• Records from a dataset

[Start of Attachment]

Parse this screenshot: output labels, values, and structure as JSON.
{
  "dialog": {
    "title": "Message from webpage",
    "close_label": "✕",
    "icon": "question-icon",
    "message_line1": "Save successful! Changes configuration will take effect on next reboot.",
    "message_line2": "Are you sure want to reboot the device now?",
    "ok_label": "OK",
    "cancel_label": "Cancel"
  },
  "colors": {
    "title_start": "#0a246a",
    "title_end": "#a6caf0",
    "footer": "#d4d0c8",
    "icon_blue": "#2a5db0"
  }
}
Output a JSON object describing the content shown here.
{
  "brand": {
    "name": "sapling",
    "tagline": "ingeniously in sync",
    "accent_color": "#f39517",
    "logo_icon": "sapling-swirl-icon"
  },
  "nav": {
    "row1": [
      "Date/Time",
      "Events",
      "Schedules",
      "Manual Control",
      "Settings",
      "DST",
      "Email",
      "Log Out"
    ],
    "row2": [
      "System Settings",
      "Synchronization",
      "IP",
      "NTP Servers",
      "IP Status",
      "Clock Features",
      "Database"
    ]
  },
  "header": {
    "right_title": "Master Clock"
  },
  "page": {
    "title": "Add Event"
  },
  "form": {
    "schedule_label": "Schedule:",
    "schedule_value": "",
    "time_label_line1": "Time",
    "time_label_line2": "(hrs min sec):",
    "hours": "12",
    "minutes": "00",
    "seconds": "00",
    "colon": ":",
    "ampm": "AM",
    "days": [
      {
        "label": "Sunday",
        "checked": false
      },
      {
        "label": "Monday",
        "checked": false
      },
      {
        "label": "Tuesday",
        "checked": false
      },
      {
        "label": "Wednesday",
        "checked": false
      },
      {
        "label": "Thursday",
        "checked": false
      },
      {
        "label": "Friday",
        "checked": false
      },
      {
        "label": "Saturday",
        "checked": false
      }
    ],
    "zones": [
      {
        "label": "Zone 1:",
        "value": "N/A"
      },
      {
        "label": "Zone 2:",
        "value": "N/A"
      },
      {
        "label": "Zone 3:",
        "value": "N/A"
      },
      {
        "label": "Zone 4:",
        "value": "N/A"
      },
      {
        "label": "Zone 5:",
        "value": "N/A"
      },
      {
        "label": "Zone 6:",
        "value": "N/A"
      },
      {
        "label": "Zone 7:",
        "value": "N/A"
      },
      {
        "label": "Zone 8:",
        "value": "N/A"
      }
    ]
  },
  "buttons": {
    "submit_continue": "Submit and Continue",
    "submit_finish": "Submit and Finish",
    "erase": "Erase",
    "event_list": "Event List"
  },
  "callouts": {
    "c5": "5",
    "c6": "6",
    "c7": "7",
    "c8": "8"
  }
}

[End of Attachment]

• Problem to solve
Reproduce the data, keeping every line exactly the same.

• Result
Parse this screenshot: output labels, values, and structure as JSON.
{
  "dialog": {
    "title": "Message from webpage",
    "close_label": "✕",
    "icon": "question-icon",
    "message_line1": "Save successful! Changes configuration will take effect on next reboot.",
    "message_line2": "Are you sure want to reboot the device now?",
    "ok_label": "OK",
    "cancel_label": "Cancel"
  },
  "colors": {
    "title_start": "#0a246a",
    "title_end": "#a6caf0",
    "footer": "#d4d0c8",
    "icon_blue": "#2a5db0"
  }
}
Output a JSON object describing the content shown here.
{
  "brand": {
    "name": "sapling",
    "tagline": "ingeniously in sync",
    "accent_color": "#f39517",
    "logo_icon": "sapling-swirl-icon"
  },
  "nav": {
    "row1": [
      "Date/Time",
      "Events",
      "Schedules",
      "Manual Control",
      "Settings",
      "DST",
      "Email",
      "Log Out"
    ],
    "row2": [
      "System Settings",
      "Synchronization",
      "IP",
      "NTP Servers",
      "IP Status",
      "Clock Features",
      "Database"
    ]
  },
  "header": {
    "right_title": "Master Clock"
  },
  "page": {
    "title": "Add Event"
  },
  "form": {
    "schedule_label": "Schedule:",
    "schedule_value": "",
    "time_label_line1": "Time",
    "time_label_line2": "(hrs min sec):",
    "hours": "12",
    "minutes": "00",
    "seconds": "00",
    "colon": ":",
    "ampm": "AM",
    "days": [
      {
        "label": "Sunday",
        "checked": false
      },
      {
        "label": "Monday",
        "checked": false
      },
      {
        "label": "Tuesday",
        "checked": false
      },
      {
        "label": "Wednesday",
        "checked": false
      },
      {
        "label": "Thursday",
        "checked": false
      },
      {
        "label": "Friday",
        "checked": false
      },
      {
        "label": "Saturday",
        "checked": false
      }
    ],
    "zones": [
      {
        "label": "Zone 1:",
        "value": "N/A"
      },
      {
        "label": "Zone 2:",
        "value": "N/A"
      },
      {
        "label": "Zone 3:",
        "value": "N/A"
      },
      {
        "label": "Zone 4:",
        "value": "N/A"
      },
      {
        "label": "Zone 5:",
        "value": "N/A"
      },
      {
        "label": "Zone 6:",
        "value": "N/A"
      },
      {
        "label": "Zone 7:",
        "value": "N/A"
      },
      {
        "label": "Zone 8:",
        "value": "N/A"
      }
    ]
  },
  "buttons": {
    "submit_continue": "Submit and Continue",
    "submit_finish": "Submit and Finish",
    "erase": "Erase",
    "event_list": "Event List"
  },
  "callouts": {
    "c5": "5",
    "c6": "6",
    "c7": "7",
    "c8": "8"
  }
}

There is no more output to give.